* _EXERCISE INSTRUCTIONS_
Each line below should be repeated exactly as it stands.

*** Opening INPUT DATA ***

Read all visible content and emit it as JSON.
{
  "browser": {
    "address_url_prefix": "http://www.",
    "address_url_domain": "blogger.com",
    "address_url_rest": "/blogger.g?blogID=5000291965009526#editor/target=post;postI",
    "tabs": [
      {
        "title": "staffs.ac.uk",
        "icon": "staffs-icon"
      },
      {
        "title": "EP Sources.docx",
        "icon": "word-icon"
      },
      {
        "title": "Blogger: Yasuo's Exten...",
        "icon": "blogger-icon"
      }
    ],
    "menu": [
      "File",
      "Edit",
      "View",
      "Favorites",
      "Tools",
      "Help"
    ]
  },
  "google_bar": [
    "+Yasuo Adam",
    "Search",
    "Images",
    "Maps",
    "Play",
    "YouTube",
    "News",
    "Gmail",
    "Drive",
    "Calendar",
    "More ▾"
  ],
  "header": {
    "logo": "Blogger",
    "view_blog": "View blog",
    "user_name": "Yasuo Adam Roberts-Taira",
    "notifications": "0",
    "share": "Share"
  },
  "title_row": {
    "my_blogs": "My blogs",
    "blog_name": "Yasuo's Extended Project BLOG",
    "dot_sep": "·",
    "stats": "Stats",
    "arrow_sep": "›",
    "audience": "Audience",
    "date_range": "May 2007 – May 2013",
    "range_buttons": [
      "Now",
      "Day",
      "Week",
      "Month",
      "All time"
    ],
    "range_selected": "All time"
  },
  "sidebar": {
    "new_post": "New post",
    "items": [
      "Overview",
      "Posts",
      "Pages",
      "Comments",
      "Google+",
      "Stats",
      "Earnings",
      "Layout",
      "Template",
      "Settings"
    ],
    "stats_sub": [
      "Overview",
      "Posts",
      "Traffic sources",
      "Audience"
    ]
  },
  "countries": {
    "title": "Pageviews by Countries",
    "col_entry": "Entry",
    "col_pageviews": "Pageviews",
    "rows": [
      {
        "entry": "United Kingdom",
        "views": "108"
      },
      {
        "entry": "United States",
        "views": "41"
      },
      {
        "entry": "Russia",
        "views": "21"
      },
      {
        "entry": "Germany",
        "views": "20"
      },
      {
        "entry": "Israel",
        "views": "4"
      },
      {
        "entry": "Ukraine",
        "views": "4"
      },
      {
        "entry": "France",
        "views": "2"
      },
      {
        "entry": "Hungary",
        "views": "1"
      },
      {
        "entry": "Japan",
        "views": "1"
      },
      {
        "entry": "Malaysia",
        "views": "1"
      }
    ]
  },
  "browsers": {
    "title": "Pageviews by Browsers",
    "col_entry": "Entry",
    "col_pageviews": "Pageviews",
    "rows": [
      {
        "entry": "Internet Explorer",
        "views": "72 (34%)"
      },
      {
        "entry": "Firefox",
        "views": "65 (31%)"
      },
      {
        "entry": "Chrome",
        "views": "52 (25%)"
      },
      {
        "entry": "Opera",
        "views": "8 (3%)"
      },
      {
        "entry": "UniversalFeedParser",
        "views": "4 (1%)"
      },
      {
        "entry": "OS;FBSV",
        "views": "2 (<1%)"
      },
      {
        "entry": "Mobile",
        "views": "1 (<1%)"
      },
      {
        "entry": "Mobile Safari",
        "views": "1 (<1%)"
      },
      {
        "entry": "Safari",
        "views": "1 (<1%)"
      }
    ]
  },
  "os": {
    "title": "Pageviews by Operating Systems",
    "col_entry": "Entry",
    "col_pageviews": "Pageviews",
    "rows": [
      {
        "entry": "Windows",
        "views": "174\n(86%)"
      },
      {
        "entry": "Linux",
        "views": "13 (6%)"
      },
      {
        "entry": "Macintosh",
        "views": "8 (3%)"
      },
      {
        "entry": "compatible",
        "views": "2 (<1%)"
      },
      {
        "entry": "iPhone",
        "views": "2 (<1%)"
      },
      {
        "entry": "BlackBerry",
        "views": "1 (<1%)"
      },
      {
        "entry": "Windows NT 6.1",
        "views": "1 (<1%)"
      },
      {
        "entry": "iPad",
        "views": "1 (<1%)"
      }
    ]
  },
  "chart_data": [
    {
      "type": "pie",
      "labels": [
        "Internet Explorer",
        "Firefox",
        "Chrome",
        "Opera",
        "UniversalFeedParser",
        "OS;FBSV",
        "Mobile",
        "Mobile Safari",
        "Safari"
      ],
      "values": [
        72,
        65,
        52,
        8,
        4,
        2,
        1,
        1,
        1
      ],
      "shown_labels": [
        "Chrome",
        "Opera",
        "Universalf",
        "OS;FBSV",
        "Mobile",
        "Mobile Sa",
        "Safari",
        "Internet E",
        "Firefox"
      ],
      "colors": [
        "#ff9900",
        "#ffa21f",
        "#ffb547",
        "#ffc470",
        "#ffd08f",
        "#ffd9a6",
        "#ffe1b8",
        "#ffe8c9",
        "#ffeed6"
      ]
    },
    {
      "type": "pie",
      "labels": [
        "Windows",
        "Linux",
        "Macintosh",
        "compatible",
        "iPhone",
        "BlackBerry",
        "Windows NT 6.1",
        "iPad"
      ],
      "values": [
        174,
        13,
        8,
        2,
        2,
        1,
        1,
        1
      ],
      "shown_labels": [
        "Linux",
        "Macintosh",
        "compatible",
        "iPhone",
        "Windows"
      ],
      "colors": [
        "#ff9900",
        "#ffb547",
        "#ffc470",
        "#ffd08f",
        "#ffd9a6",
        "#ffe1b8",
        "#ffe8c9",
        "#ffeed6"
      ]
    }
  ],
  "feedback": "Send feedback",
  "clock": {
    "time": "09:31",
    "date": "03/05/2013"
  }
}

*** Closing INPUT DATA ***

* _RESULT FOR THIS TASK_
Read all visible content and emit it as JSON.
{
  "browser": {
    "address_url_prefix": "http://www.",
    "address_url_domain": "blogger.com",
    "address_url_rest": "/blogger.g?blogID=5000291965009526#editor/target=post;postI",
    "tabs": [
      {
        "title": "staffs.ac.uk",
        "icon": "staffs-icon"
      },
      {
        "title": "EP Sources.docx",
        "icon": "word-icon"
      },
      {
        "title": "Blogger: Yasuo's Exten...",
        "icon": "blogger-icon"
      }
    ],
    "menu": [
      "File",
      "Edit",
      "View",
      "Favorites",
      "Tools",
      "Help"
    ]
  },
  "google_bar": [
    "+Yasuo Adam",
    "Search",
    "Images",
    "Maps",
    "Play",
    "YouTube",
    "News",
    "Gmail",
    "Drive",
    "Calendar",
    "More ▾"
  ],
  "header": {
    "logo": "Blogger",
    "view_blog": "View blog",
    "user_name": "Yasuo Adam Roberts-Taira",
    "notifications": "0",
    "share": "Share"
  },
  "title_row": {
    "my_blogs": "My blogs",
    "blog_name": "Yasuo's Extended Project BLOG",
    "dot_sep": "·",
    "stats": "Stats",
    "arrow_sep": "›",
    "audience": "Audience",
    "date_range": "May 2007 – May 2013",
    "range_buttons": [
      "Now",
      "Day",
      "Week",
      "Month",
      "All time"
    ],
    "range_selected": "All time"
  },
  "sidebar": {
    "new_post": "New post",
    "items": [
      "Overview",
      "Posts",
      "Pages",
      "Comments",
      "Google+",
      "Stats",
      "Earnings",
      "Layout",
      "Template",
      "Settings"
    ],
    "stats_sub": [
      "Overview",
      "Posts",
      "Traffic sources",
      "Audience"
    ]
  },
  "countries": {
    "title": "Pageviews by Countries",
    "col_entry": "Entry",
    "col_pageviews": "Pageviews",
    "rows": [
      {
        "entry": "United Kingdom",
        "views": "108"
      },
      {
        "entry": "United States",
        "views": "41"
      },
      {
        "entry": "Russia",
        "views": "21"
      },
      {
        "entry": "Germany",
        "views": "20"
      },
      {
        "entry": "Israel",
        "views": "4"
      },
      {
        "entry": "Ukraine",
        "views": "4"
      },
      {
        "entry": "France",
        "views": "2"
      },
      {
        "entry": "Hungary",
        "views": "1"
      },
      {
        "entry": "Japan",
        "views": "1"
      },
      {
        "entry": "Malaysia",
        "views": "1"
      }
    ]
  },
  "browsers": {
    "title": "Pageviews by Browsers",
    "col_entry": "Entry",
    "col_pageviews": "Pageviews",
    "rows": [
      {
        "entry": "Internet Explorer",
        "views": "72 (34%)"
      },
      {
        "entry": "Firefox",
        "views": "65 (31%)"
      },
      {
        "entry": "Chrome",
        "views": "52 (25%)"
      },
      {
        "entry": "Opera",
        "views": "8 (3%)"
      },
      {
        "entry": "UniversalFeedParser",
        "views": "4 (1%)"
      },
      {
        "entry": "OS;FBSV",
        "views": "2 (<1%)"
      },
      {
        "entry": "Mobile",
        "views": "1 (<1%)"
      },
      {
        "entry": "Mobile Safari",
        "views": "1 (<1%)"
      },
      {
        "entry": "Safari",
        "views": "1 (<1%)"
      }
    ]
  },
  "os": {
    "title": "Pageviews by Operating Systems",
    "col_entry": "Entry",
    "col_pageviews": "Pageviews",
    "rows": [
      {
        "entry": "Windows",
        "views": "174\n(86%)"
      },
      {
        "entry": "Linux",
        "views": "13 (6%)"
      },
      {
        "entry": "Macintosh",
        "views": "8 (3%)"
      },
      {
        "entry": "compatible",
        "views": "2 (<1%)"
      },
      {
        "entry": "iPhone",
        "views": "2 (<1%)"
      },
      {
        "entry": "BlackBerry",
        "views": "1 (<1%)"
      },
      {
        "entry": "Windows NT 6.1",
        "views": "1 (<1%)"
      },
      {
        "entry": "iPad",
        "views": "1 (<1%)"
      }
    ]
  },
  "chart_data": [
    {
      "type": "pie",
      "labels": [
        "Internet Explorer",
        "Firefox",
        "Chrome",
        "Opera",
        "UniversalFeedParser",
        "OS;FBSV",
        "Mobile",
        "Mobile Safari",
        "Safari"
      ],
      "values": [
        72,
        65,
        52,
        8,
        4,
        2,
        1,
        1,
        1
      ],
      "shown_labels": [
        "Chrome",
        "Opera",
        "Universalf",
        "OS;FBSV",
        "Mobile",
        "Mobile Sa",
        "Safari",
        "Internet E",
        "Firefox"
      ],
      "colors": [
        "#ff9900",
        "#ffa21f",
        "#ffb547",
        "#ffc470",
        "#ffd08f",
        "#ffd9a6",
        "#ffe1b8",
        "#ffe8c9",
        "#ffeed6"
      ]
    },
    {
      "type": "pie",
      "labels": [
        "Windows",
        "Linux",
        "Macintosh",
        "compatible",
        "iPhone",
        "BlackBerry",
        "Windows NT 6.1",
        "iPad"
      ],
      "values": [
        174,
        13,
        8,
        2,
        2,
        1,
        1,
        1
      ],
      "shown_labels": [
        "Linux",
        "Macintosh",
        "compatible",
        "iPhone",
        "Windows"
      ],
      "colors": [
        "#ff9900",
        "#ffb547",
        "#ffc470",
        "#ffd08f",
        "#ffd9a6",
        "#ffe1b8",
        "#ffe8c9",
        "#ffeed6"
      ]
    }
  ],
  "feedback": "Send feedback",
  "clock": {
    "time": "09:31",
    "date": "03/05/2013"
  }
}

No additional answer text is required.